- **WORK REQUEST**
The records are to be restated in their entirety, word for word.

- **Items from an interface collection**

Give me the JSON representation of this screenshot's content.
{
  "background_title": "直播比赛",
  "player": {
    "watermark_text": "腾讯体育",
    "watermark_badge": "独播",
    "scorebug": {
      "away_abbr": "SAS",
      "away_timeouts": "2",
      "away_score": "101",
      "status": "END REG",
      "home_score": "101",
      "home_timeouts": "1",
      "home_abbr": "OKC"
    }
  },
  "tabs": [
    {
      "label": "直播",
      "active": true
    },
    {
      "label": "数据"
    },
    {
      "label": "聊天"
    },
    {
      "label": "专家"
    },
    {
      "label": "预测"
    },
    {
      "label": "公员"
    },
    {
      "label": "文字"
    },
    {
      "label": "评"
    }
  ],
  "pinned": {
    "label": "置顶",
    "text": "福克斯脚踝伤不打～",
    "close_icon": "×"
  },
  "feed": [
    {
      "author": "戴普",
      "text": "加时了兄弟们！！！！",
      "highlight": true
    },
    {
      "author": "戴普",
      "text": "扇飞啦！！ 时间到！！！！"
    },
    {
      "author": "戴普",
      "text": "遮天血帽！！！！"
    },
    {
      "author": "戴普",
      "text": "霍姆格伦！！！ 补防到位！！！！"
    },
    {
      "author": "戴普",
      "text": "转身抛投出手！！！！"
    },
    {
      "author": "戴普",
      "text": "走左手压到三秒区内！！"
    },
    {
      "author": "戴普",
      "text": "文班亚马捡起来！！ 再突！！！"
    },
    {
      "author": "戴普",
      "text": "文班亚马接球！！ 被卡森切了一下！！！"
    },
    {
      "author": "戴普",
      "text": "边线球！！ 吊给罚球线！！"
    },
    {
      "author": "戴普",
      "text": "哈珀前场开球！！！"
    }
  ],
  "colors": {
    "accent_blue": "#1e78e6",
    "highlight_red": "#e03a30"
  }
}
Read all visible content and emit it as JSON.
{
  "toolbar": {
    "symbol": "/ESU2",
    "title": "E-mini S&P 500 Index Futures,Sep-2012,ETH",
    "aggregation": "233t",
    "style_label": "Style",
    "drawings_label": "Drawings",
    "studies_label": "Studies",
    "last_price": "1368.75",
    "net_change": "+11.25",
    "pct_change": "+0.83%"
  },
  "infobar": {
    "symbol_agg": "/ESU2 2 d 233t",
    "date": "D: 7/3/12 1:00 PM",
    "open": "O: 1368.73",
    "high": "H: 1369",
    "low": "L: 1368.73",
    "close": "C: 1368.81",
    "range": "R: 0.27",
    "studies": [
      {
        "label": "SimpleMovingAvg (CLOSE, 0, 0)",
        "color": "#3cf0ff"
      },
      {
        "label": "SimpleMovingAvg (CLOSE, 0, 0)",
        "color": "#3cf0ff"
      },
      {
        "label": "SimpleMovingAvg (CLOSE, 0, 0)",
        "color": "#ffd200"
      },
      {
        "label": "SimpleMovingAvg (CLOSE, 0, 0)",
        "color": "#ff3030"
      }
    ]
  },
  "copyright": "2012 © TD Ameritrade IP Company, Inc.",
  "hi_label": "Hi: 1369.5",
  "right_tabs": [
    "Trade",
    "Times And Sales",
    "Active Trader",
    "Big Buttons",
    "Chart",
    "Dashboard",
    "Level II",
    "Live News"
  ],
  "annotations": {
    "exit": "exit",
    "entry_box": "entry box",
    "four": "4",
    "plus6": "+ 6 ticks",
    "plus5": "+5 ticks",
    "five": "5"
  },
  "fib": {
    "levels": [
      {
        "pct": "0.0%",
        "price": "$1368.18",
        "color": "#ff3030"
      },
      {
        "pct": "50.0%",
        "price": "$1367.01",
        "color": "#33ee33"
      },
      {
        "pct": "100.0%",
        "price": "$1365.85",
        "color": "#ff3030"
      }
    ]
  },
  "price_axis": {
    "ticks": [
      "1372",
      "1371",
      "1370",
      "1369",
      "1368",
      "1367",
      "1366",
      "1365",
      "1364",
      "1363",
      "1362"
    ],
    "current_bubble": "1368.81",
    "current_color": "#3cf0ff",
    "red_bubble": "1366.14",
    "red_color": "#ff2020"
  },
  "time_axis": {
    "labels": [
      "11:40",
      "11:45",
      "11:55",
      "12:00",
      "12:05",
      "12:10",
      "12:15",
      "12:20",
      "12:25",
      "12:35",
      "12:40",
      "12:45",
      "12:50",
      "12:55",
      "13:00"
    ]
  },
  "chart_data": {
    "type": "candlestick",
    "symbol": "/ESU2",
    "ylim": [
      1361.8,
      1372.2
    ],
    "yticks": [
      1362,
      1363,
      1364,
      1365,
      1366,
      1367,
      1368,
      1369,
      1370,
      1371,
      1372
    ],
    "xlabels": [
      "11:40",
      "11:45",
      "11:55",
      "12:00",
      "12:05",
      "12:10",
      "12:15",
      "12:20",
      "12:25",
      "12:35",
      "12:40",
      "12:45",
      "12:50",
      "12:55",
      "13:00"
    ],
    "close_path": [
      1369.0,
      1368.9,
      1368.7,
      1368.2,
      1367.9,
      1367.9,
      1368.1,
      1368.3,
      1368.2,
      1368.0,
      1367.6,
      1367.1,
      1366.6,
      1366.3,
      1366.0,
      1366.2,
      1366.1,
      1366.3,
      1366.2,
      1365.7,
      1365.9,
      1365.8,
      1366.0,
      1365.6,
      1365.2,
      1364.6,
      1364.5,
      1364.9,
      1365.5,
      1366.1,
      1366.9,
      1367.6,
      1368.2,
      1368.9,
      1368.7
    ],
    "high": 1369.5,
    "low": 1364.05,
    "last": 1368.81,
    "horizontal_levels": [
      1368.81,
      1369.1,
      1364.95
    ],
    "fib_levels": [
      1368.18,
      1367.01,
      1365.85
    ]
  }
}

- **WRITTEN ANSWER**
Give me the JSON representation of this screenshot's content.
{
  "background_title": "直播比赛",
  "player": {
    "watermark_text": "腾讯体育",
    "watermark_badge": "独播",
    "scorebug": {
      "away_abbr": "SAS",
      "away_timeouts": "2",
      "away_score": "101",
      "status": "END REG",
      "home_score": "101",
      "home_timeouts": "1",
      "home_abbr": "OKC"
    }
  },
  "tabs": [
    {
      "label": "直播",
      "active": true
    },
    {
      "label": "数据"
    },
    {
      "label": "聊天"
    },
    {
      "label": "专家"
    },
    {
      "label": "预测"
    },
    {
      "label": "公员"
    },
    {
      "label": "文字"
    },
    {
      "label": "评"
    }
  ],
  "pinned": {
    "label": "置顶",
    "text": "福克斯脚踝伤不打～",
    "close_icon": "×"
  },
  "feed": [
    {
      "author": "戴普",
      "text": "加时了兄弟们！！！！",
      "highlight": true
    },
    {
      "author": "戴普",
      "text": "扇飞啦！！ 时间到！！！！"
    },
    {
      "author": "戴普",
      "text": "遮天血帽！！！！"
    },
    {
      "author": "戴普",
      "text": "霍姆格伦！！！ 补防到位！！！！"
    },
    {
      "author": "戴普",
      "text": "转身抛投出手！！！！"
    },
    {
      "author": "戴普",
      "text": "走左手压到三秒区内！！"
    },
    {
      "author": "戴普",
      "text": "文班亚马捡起来！！ 再突！！！"
    },
    {
      "author": "戴普",
      "text": "文班亚马接球！！ 被卡森切了一下！！！"
    },
    {
      "author": "戴普",
      "text": "边线球！！ 吊给罚球线！！"
    },
    {
      "author": "戴普",
      "text": "哈珀前场开球！！！"
    }
  ],
  "colors": {
    "accent_blue": "#1e78e6",
    "highlight_red": "#e03a30"
  }
}
Read all visible content and emit it as JSON.
{
  "toolbar": {
    "symbol": "/ESU2",
    "title": "E-mini S&P 500 Index Futures,Sep-2012,ETH",
    "aggregation": "233t",
    "style_label": "Style",
    "drawings_label": "Drawings",
    "studies_label": "Studies",
    "last_price": "1368.75",
    "net_change": "+11.25",
    "pct_change": "+0.83%"
  },
  "infobar": {
    "symbol_agg": "/ESU2 2 d 233t",
    "date": "D: 7/3/12 1:00 PM",
    "open": "O: 1368.73",
    "high": "H: 1369",
    "low": "L: 1368.73",
    "close": "C: 1368.81",
    "range": "R: 0.27",
    "studies": [
      {
        "label": "SimpleMovingAvg (CLOSE, 0, 0)",
        "color": "#3cf0ff"
      },
      {
        "label": "SimpleMovingAvg (CLOSE, 0, 0)",
        "color": "#3cf0ff"
      },
      {
        "label": "SimpleMovingAvg (CLOSE, 0, 0)",
        "color": "#ffd200"
      },
      {
        "label": "SimpleMovingAvg (CLOSE, 0, 0)",
        "color": "#ff3030"
      }
    ]
  },
  "copyright": "2012 © TD Ameritrade IP Company, Inc.",
  "hi_label": "Hi: 1369.5",
  "right_tabs": [
    "Trade",
    "Times And Sales",
    "Active Trader",
    "Big Buttons",
    "Chart",
    "Dashboard",
    "Level II",
    "Live News"
  ],
  "annotations": {
    "exit": "exit",
    "entry_box": "entry box",
    "four": "4",
    "plus6": "+ 6 ticks",
    "plus5": "+5 ticks",
    "five": "5"
  },
  "fib": {
    "levels": [
      {
        "pct": "0.0%",
        "price": "$1368.18",
        "color": "#ff3030"
      },
      {
        "pct": "50.0%",
        "price": "$1367.01",
        "color": "#33ee33"
      },
      {
        "pct": "100.0%",
        "price": "$1365.85",
        "color": "#ff3030"
      }
    ]
  },
  "price_axis": {
    "ticks": [
      "1372",
      "1371",
      "1370",
      "1369",
      "1368",
      "1367",
      "1366",
      "1365",
      "1364",
      "1363",
      "1362"
    ],
    "current_bubble": "1368.81",
    "current_color": "#3cf0ff",
    "red_bubble": "1366.14",
    "red_color": "#ff2020"
  },
  "time_axis": {
    "labels": [
      "11:40",
      "11:45",
      "11:55",
      "12:00",
      "12:05",
      "12:10",
      "12:15",
      "12:20",
      "12:25",
      "12:35",
      "12:40",
      "12:45",
      "12:50",
      "12:55",
      "13:00"
    ]
  },
  "chart_data": {
    "type": "candlestick",
    "symbol": "/ESU2",
    "ylim": [
      1361.8,
      1372.2
    ],
    "yticks": [
      1362,
      1363,
      1364,
      1365,
      1366,
      1367,
      1368,
      1369,
      1370,
      1371,
      1372
    ],
    "xlabels": [
      "11:40",
      "11:45",
      "11:55",
      "12:00",
      "12:05",
      "12:10",
      "12:15",
      "12:20",
      "12:25",
      "12:35",
      "12:40",
      "12:45",
      "12:50",
      "12:55",
      "13:00"
    ],
    "close_path": [
      1369.0,
      1368.9,
      1368.7,
      1368.2,
      1367.9,
      1367.9,
      1368.1,
      1368.3,
      1368.2,
      1368.0,
      1367.6,
      1367.1,
      1366.6,
      1366.3,
      1366.0,
      1366.2,
      1366.1,
      1366.3,
      1366.2,
      1365.7,
      1365.9,
      1365.8,
      1366.0,
      1365.6,
      1365.2,
      1364.6,
      1364.5,
      1364.9,
      1365.5,
      1366.1,
      1366.9,
      1367.6,
      1368.2,
      1368.9,
      1368.7
    ],
    "high": 1369.5,
    "low": 1364.05,
    "last": 1368.81,
    "horizontal_levels": [
      1368.81,
      1369.1,
      1364.95
    ],
    "fib_levels": [
      1368.18,
      1367.01,
      1365.85
    ]
  }
}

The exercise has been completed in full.